Texas State Hospitals Have Growing Waitlist for Mental Beds

According to information from the Health and Human Services Commission, Texas state hospitals have at least 842 inpatient psychiatric beds that are not operational. The hospitals are designed to run these beds, but due to a persistent staffing deficit, they have been vacant for months.

‘Terrible Condition for the First Time’

Andy Keller, president of the Meadows Mental Health Policy Institute, “this is unusual in my experience.” Over 800 beds, or more than one-third of their beds, are unavailable.

In a presentation to the House Human Services Committee in late June, the agency revealed the terrible condition for the first time. Around 717 of these beds weren’t being used at the time.

According to an email from an agency representative, the capacity reduction has primarily been caused by difficult-to-fill positions. The most prevalent job openings are for laundry workers, psychologists, social workers, psychologists, social workers, and nursing assistants. Compared to late November 2019, there are almost 1,400 fewer full-time employees working for the state hospitals.

By providing employment incentives including wage hikes, recruiting bonuses, and flexible schedules, HHSC is aiming to restore pre-pandemic staffing levels in public hospitals, according to Jose Araiza. Additionally, we requested that wage increases be funded during the forthcoming session of the Texas Legislature.

To meet “critical personnel requirements,” the agency asked the lawmakers for more than $34 million in September.

All of the hospitals with offline beds are government-run institutions. Beds managed by partners like UTHealth Houston and UT Southwestern, however, are manned entirely.

These partner-operated institutions are working at full capacity because they are being managed by experienced hospital administrators, according to Keller. Furthermore, they are managed by individuals who are not paid until the beds are occupied.

Keller said that recruiting rigidities are a major factor in the state’s difficulty filling beds.

Therefore, Keller explained, “it’s not only a problem of money; it’s a matter of operational ability. I believe the state has to consider collaborating with safety net providers who have more freedom than the state.

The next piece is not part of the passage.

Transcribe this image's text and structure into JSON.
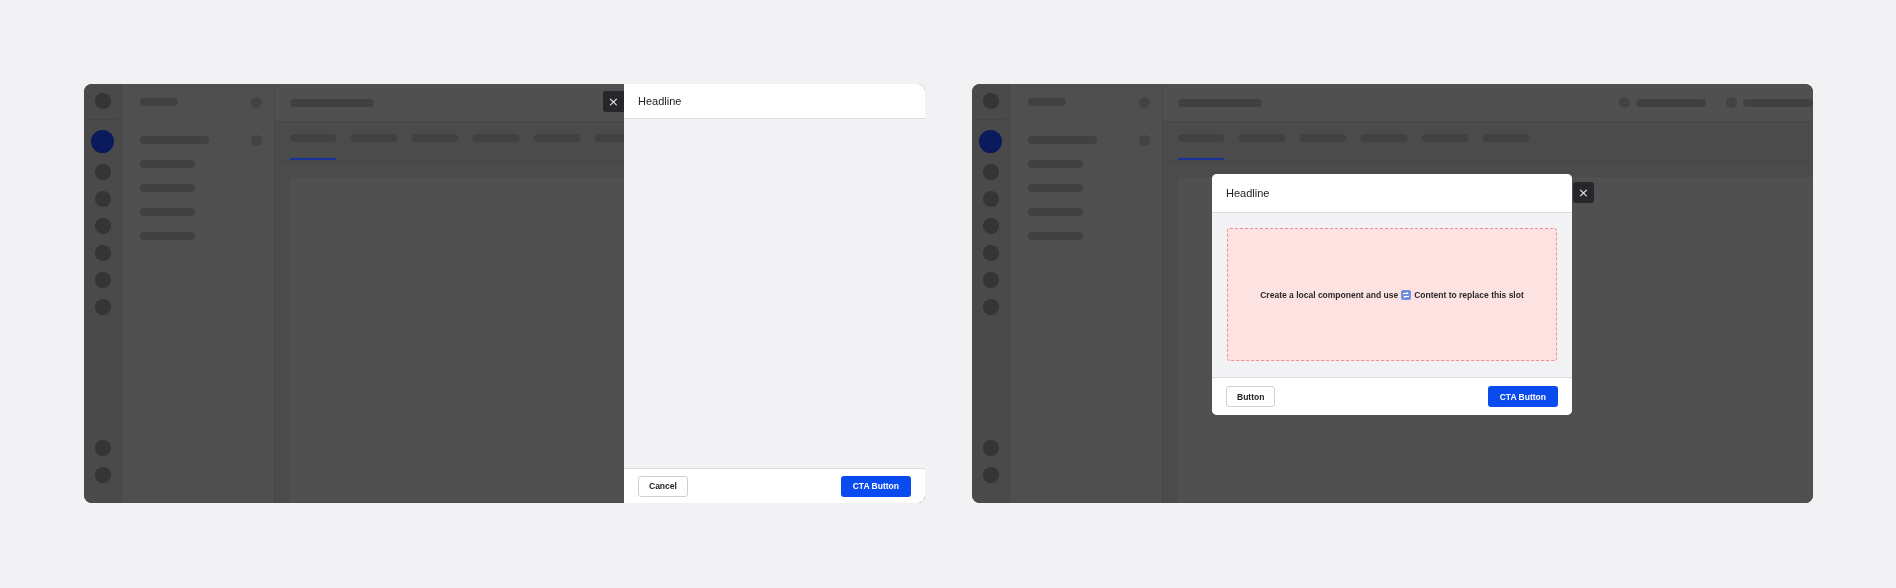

Waiting List for Bed

Over 2,500 individuals are now on the waiting list for a bed. The majority of them are in line for “forensic” beds, which are reserved for Texans who have been ruled incapable of standing trial and need mental health treatment in order to regain their capacity.

As a result, many people are still incarcerated.

These people are all now incarcerated, according to Keller. “Being locked up is one thing, but being locked up with a mental condition makes you more likely to become a victim of violence or to instigate violence,” the speaker said.

He said that the backlog also has an influence on personnel and inmates’ general safety in jail institutions.

The impacts on everyone, including the offender, their family, the other inmates, and the community, are significant and increasing worse daily, according to Keller.